Look through the data below for the string "Trip", and copy every line where it turns up.

-- -- --

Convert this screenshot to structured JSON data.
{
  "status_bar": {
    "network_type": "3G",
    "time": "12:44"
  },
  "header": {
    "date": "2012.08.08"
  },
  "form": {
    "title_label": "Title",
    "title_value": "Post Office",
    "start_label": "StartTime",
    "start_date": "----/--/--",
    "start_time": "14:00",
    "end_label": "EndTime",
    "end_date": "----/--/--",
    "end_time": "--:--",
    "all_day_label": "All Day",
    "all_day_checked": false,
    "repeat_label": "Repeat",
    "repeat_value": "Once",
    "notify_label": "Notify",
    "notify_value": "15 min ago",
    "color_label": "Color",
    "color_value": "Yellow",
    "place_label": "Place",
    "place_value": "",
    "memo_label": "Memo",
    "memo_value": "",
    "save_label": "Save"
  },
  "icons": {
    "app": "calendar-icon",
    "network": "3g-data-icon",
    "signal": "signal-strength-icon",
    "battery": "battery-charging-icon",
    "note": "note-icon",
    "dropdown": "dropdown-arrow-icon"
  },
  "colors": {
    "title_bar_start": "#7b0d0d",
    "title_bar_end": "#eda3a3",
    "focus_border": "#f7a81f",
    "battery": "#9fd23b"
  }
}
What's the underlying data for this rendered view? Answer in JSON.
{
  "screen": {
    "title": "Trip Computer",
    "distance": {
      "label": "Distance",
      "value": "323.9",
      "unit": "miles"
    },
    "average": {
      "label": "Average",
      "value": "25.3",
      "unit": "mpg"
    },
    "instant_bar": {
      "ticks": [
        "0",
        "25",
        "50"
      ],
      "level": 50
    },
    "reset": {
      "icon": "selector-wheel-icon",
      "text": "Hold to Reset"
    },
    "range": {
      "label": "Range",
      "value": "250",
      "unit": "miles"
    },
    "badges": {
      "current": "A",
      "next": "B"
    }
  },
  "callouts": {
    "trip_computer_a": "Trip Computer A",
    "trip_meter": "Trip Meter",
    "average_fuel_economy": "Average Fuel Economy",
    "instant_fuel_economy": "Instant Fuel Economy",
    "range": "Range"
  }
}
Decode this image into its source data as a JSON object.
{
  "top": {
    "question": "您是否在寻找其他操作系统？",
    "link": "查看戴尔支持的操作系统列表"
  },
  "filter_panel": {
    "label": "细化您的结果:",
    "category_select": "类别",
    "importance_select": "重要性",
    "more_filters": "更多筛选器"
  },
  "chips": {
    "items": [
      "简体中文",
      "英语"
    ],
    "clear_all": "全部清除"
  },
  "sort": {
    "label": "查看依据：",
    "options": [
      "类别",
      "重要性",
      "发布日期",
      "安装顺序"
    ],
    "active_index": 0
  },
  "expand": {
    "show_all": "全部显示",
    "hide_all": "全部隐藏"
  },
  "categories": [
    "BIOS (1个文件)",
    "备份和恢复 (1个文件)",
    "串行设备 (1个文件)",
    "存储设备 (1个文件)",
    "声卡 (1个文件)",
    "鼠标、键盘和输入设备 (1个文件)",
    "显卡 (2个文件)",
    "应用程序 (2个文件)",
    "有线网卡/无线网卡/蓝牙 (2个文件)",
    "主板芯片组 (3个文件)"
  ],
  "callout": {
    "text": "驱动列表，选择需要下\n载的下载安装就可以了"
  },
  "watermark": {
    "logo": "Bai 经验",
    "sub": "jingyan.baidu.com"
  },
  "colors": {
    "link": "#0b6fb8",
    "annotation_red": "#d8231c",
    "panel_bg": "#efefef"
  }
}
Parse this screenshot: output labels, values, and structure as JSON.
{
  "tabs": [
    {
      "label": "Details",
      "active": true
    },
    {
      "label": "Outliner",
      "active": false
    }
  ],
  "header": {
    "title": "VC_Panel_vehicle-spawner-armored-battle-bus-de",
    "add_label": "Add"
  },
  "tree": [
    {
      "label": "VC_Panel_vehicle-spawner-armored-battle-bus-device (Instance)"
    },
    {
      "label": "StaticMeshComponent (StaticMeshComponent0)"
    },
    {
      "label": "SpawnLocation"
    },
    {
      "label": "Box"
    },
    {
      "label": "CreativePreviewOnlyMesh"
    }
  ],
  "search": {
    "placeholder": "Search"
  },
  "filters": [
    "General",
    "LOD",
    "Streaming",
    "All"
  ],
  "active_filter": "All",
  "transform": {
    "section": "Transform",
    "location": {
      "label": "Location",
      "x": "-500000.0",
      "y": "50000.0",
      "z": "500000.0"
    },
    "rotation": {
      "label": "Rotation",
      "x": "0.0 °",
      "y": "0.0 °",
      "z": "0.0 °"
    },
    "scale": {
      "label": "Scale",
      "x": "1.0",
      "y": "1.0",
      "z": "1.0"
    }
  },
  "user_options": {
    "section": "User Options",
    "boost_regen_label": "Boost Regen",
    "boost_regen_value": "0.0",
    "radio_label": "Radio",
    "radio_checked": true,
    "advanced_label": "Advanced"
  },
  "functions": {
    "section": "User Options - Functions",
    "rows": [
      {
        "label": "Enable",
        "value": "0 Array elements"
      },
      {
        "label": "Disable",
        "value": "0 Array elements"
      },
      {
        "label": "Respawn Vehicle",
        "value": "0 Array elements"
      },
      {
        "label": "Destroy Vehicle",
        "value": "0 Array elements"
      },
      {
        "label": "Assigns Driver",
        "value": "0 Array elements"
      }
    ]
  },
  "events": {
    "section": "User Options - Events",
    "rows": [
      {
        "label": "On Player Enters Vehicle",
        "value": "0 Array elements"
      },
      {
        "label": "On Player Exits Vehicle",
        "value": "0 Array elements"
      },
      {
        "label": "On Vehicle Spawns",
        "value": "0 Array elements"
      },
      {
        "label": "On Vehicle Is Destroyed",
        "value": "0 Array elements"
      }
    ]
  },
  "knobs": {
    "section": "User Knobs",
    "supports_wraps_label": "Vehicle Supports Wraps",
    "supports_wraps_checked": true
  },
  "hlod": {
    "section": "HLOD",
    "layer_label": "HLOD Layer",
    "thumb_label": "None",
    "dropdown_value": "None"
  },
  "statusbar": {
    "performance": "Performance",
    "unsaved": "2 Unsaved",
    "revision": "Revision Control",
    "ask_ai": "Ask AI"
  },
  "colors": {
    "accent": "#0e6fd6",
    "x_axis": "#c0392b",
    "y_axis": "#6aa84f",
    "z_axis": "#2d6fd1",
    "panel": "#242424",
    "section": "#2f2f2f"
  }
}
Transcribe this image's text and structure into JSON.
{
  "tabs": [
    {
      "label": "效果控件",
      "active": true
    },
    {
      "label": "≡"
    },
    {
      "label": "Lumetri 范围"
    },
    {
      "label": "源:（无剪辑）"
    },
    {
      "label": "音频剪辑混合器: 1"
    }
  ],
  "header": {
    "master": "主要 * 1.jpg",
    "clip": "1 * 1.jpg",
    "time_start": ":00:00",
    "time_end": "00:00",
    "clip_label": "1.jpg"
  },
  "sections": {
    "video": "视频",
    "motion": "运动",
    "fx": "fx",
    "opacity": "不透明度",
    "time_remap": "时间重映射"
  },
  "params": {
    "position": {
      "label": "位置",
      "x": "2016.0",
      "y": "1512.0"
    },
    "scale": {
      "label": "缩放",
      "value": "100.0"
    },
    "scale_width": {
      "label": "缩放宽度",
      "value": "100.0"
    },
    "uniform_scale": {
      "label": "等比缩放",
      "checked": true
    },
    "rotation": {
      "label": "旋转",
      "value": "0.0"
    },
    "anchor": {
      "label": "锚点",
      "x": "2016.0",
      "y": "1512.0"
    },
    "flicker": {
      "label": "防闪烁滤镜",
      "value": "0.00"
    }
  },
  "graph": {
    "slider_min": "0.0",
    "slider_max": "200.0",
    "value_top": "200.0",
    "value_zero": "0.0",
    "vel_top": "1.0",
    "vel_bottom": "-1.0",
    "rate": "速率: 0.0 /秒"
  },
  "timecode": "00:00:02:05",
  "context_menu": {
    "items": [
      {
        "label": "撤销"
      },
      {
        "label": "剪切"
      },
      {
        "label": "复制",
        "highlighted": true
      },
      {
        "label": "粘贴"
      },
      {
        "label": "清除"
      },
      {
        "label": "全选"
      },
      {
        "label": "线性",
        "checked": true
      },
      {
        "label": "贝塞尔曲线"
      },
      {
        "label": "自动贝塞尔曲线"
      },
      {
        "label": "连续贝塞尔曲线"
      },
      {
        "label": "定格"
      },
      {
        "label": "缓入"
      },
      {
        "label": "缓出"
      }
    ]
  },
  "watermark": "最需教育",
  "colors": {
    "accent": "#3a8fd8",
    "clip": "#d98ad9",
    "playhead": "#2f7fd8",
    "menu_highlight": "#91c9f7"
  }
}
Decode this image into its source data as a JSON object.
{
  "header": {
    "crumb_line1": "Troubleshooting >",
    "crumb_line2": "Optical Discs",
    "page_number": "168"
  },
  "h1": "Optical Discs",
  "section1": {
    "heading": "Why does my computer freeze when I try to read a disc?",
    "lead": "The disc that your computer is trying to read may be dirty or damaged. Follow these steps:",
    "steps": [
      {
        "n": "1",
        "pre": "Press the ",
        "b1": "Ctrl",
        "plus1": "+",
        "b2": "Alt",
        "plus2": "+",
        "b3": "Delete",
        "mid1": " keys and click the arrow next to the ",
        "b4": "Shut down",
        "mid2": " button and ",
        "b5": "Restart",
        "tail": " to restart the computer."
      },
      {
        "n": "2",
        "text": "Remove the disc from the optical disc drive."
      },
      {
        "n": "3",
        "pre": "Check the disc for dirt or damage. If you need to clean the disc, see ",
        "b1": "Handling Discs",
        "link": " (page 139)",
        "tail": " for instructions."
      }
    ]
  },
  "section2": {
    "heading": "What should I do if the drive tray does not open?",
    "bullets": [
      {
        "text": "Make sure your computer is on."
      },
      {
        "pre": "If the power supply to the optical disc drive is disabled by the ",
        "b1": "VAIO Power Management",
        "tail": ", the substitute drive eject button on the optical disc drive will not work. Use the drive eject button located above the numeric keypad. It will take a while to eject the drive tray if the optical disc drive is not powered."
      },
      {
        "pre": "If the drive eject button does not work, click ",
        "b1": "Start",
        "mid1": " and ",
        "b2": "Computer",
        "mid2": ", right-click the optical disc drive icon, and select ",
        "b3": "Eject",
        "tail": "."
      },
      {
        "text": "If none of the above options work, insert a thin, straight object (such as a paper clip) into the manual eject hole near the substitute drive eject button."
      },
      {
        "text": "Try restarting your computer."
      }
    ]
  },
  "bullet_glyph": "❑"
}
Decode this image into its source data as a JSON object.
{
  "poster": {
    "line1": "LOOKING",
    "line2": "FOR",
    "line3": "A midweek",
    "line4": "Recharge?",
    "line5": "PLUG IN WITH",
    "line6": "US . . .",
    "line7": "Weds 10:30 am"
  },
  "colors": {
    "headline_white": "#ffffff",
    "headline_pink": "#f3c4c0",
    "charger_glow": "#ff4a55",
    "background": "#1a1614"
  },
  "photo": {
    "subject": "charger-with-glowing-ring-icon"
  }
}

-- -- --

§ **Written reply**
    "title": "Trip Computer",
    "trip_computer_a": "Trip Computer A",
    "trip_meter": "Trip Meter",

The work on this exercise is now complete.